Extending a total of 2,555.10 miles (4,112.03 km), Interstate 40 connects western Barstow, California to eastern Wilmington, North Carolina. It runs across California, Arizona, New Mexico, Texas, Oklahoma, Arkansas, Tennessee, and North Carolina from west to east.
A significant portion of Route 66 was ultimately replaced by Interstate 40.
I-40 Rest Areas by State
Choose a state from the list below to get a list of rest areas located inside that state.
I-40 Rest Areas Map
From Wilmington, North Carolina, to Barstow, California, a distance of 2,555 miles is covered by the interstate highway known as Interstate 40. The states of Arizona, Arkansas, California, New Mexico, North Carolina, Oklahoma, Tennessee, and Texas all have rest areas along Interstate 40.
The majority of the western portion, stretching from Oklahoma City to Barstow, either tracks or overlaps the historic route of Route 66 in the United States.

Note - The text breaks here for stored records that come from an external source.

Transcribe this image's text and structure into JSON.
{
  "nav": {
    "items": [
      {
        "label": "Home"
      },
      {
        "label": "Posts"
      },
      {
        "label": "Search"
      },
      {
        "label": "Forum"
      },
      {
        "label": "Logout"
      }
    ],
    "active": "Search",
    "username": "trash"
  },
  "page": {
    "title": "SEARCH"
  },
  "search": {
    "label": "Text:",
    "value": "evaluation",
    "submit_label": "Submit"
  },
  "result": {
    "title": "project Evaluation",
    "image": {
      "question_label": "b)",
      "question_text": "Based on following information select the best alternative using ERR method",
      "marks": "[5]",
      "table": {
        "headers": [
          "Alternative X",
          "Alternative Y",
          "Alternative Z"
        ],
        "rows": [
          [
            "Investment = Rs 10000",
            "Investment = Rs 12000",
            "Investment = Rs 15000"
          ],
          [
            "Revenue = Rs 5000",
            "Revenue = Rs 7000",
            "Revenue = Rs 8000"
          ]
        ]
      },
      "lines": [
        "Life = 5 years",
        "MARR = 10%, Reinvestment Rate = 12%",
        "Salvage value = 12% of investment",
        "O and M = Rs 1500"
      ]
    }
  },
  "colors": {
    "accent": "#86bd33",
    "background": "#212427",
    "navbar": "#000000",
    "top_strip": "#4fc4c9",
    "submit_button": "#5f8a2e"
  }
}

Find out where the rest areas are on Interstate 40, the third longest of the United States’ network of interstate highways, which runs from the middle of the Mojave Desert in Barstow, California, to the Atlantic coast in Wilmington, North Carolina.
Covering a total of eight states The Desert Southwest and the Southeastern United States are connected to each other by the large transcontinental freeway known as Interstate 40.
The route of Historic U.S. 66 is typically followed by the motorway as it travels from Barstow, California, through the Mojave Desert and into the high desert. The freeway begins in Barstow.
Once crossing the Colorado River to the west of Kingman and passing to the south of the Grand Canyon on its way to Flagstaff, Interstate 40 begins to climb in height after it passes over the river.
The I-40 highway traverses the entirety of New Mexico to the east, eventually meeting up with Interstate 25 in Albuquerque as it makes its way through the state.
Interstate 40 enters the Great Plains in eastern New Mexico, just before it reaches Amarillo. This is the beginning of the route that leads into the Texas Panhandle.
At Oklahoma City, the highway diverges from Historic U.S. 66 and continues in an usually eastward direction, whilst U.S. 66 continues in a northeasterly direction toward Tulsa, St. Louis, and Chicago.
Interstate 40 takes a southeasterly turn into Arkansas from Fort Smith, following the state line between Oklahoma and Arkansas all the way to Little Rock.
From the state capital, the freeway takes U.S. Highway 70 east all the way to West Memphis. Before entering the Hernando DeSoto Bridge, which carries Interstate 40 across the Mississippi River, there is a brief concurrency with Interstate 55.
I-40 parallels the northern arc of Memphis’ inner beltway; I-240 runs south. I-40 was originally designed to cross the city using Sam Cooper Boulevard, a half built freeway/boulevard spur to Overton Park.
I-40 leaves Memphis for Jackson and Nashville, where it overlaps I-65 and I-24. I-40 connects Nashville and Knoxville and overlaps I-75 near Farragut.
Interstate 40 enters North Carolina by winding through the Great Smoky Mountains along a path that heads in a southeasterly direction. I-40, sometimes known as the “Tar Heel Expressway,” is a highway that runs almost the entire length of the state of North Carolina and connects the Triad metropolitan area with western North Carolina cities such as Asheville, Hickory, and Statesville.